SOURCE MATERIAL:
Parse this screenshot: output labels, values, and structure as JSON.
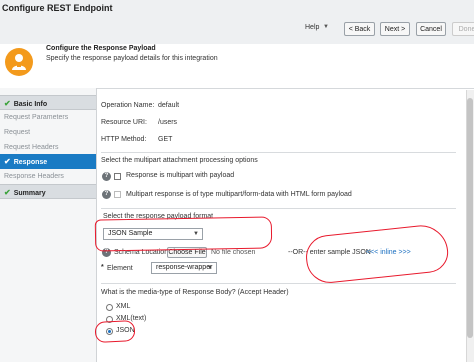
{
  "window": {
    "title": "Configure REST Endpoint",
    "help_label": "Help",
    "back_label": "< Back",
    "next_label": "Next >",
    "cancel_label": "Cancel",
    "done_label": "Done"
  },
  "header": {
    "title": "Configure the Response Payload",
    "subtitle": "Specify the response payload details for this integration"
  },
  "sidebar": {
    "items": [
      {
        "label": "Basic Info"
      },
      {
        "label": "Request Parameters"
      },
      {
        "label": "Request"
      },
      {
        "label": "Request Headers"
      },
      {
        "label": "Response"
      },
      {
        "label": "Response Headers"
      },
      {
        "label": "Summary"
      }
    ]
  },
  "info": {
    "operation_name_label": "Operation Name:",
    "operation_name_value": "default",
    "resource_uri_label": "Resource URI:",
    "resource_uri_value": "/users",
    "http_method_label": "HTTP Method:",
    "http_method_value": "GET"
  },
  "multipart": {
    "heading": "Select the multipart attachment processing options",
    "opt1": "Response is multipart with payload",
    "opt2": "Multipart response is of type multipart/form-data with HTML form payload"
  },
  "payload": {
    "heading": "Select the response payload format",
    "format_value": "JSON Sample",
    "schema_label": "Schema Location",
    "choose_file_label": "Choose File",
    "no_file_text": "No file chosen",
    "or_text": "--OR-- enter sample JSON",
    "inline_link": "<<< inline >>>",
    "element_label": "Element",
    "element_value": "response-wrapper"
  },
  "media": {
    "heading": "What is the media-type of Response Body? (Accept Header)",
    "options": [
      "XML",
      "XML(text)",
      "JSON"
    ],
    "selected": "JSON"
  },
  "colors": {
    "accent": "#1a7bc4",
    "annotation_red": "#e8192c",
    "header_icon": "#f39a1c"
  }
}
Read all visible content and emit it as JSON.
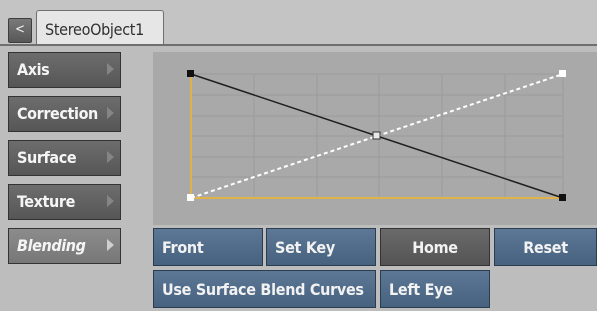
{
  "header": {
    "back_glyph": "<",
    "tab_label": "StereoObject1"
  },
  "sidebar": {
    "items": [
      {
        "label": "Axis",
        "selected": false
      },
      {
        "label": "Correction",
        "selected": false
      },
      {
        "label": "Surface",
        "selected": false
      },
      {
        "label": "Texture",
        "selected": false
      },
      {
        "label": "Blending",
        "selected": true
      }
    ]
  },
  "graph": {
    "colors": {
      "background": "#a9a9a9",
      "grid": "#9c9c9c",
      "frame": "#e0b24a",
      "curve_front": "#ffffff",
      "curve_back": "#1f1f1f"
    }
  },
  "buttons": {
    "front": "Front",
    "set_key": "Set Key",
    "home": "Home",
    "reset": "Reset",
    "use_surface_blend_curves": "Use Surface Blend Curves",
    "left_eye": "Left Eye"
  }
}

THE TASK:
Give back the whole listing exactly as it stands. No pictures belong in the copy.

EXERCISE SOLUTION:
Parse this screenshot: output labels, values, and structure as JSON.
{
  "window": {
    "title": "Configure REST Endpoint",
    "help_label": "Help",
    "back_label": "< Back",
    "next_label": "Next >",
    "cancel_label": "Cancel",
    "done_label": "Done"
  },
  "header": {
    "title": "Configure the Response Payload",
    "subtitle": "Specify the response payload details for this integration"
  },
  "sidebar": {
    "items": [
      {
        "label": "Basic Info"
      },
      {
        "label": "Request Parameters"
      },
      {
        "label": "Request"
      },
      {
        "label": "Request Headers"
      },
      {
        "label": "Response"
      },
      {
        "label": "Response Headers"
      },
      {
        "label": "Summary"
      }
    ]
  },
  "info": {
    "operation_name_label": "Operation Name:",
    "operation_name_value": "default",
    "resource_uri_label": "Resource URI:",
    "resource_uri_value": "/users",
    "http_method_label": "HTTP Method:",
    "http_method_value": "GET"
  },
  "multipart": {
    "heading": "Select the multipart attachment processing options",
    "opt1": "Response is multipart with payload",
    "opt2": "Multipart response is of type multipart/form-data with HTML form payload"
  },
  "payload": {
    "heading": "Select the response payload format",
    "format_value": "JSON Sample",
    "schema_label": "Schema Location",
    "choose_file_label": "Choose File",
    "no_file_text": "No file chosen",
    "or_text": "--OR-- enter sample JSON",
    "inline_link": "<<< inline >>>",
    "element_label": "Element",
    "element_value": "response-wrapper"
  },
  "media": {
    "heading": "What is the media-type of Response Body? (Accept Header)",
    "options": [
      "XML",
      "XML(text)",
      "JSON"
    ],
    "selected": "JSON"
  },
  "colors": {
    "accent": "#1a7bc4",
    "annotation_red": "#e8192c",
    "header_icon": "#f39a1c"
  }
}
Read all visible content and emit it as JSON.
{
  "header": {
    "back_glyph": "<",
    "tab_label": "StereoObject1"
  },
  "sidebar": {
    "items": [
      {
        "label": "Axis",
        "selected": false
      },
      {
        "label": "Correction",
        "selected": false
      },
      {
        "label": "Surface",
        "selected": false
      },
      {
        "label": "Texture",
        "selected": false
      },
      {
        "label": "Blending",
        "selected": true
      }
    ]
  },
  "graph": {
    "colors": {
      "background": "#a9a9a9",
      "grid": "#9c9c9c",
      "frame": "#e0b24a",
      "curve_front": "#ffffff",
      "curve_back": "#1f1f1f"
    }
  },
  "buttons": {
    "front": "Front",
    "set_key": "Set Key",
    "home": "Home",
    "reset": "Reset",
    "use_surface_blend_curves": "Use Surface Blend Curves",
    "left_eye": "Left Eye"
  }
}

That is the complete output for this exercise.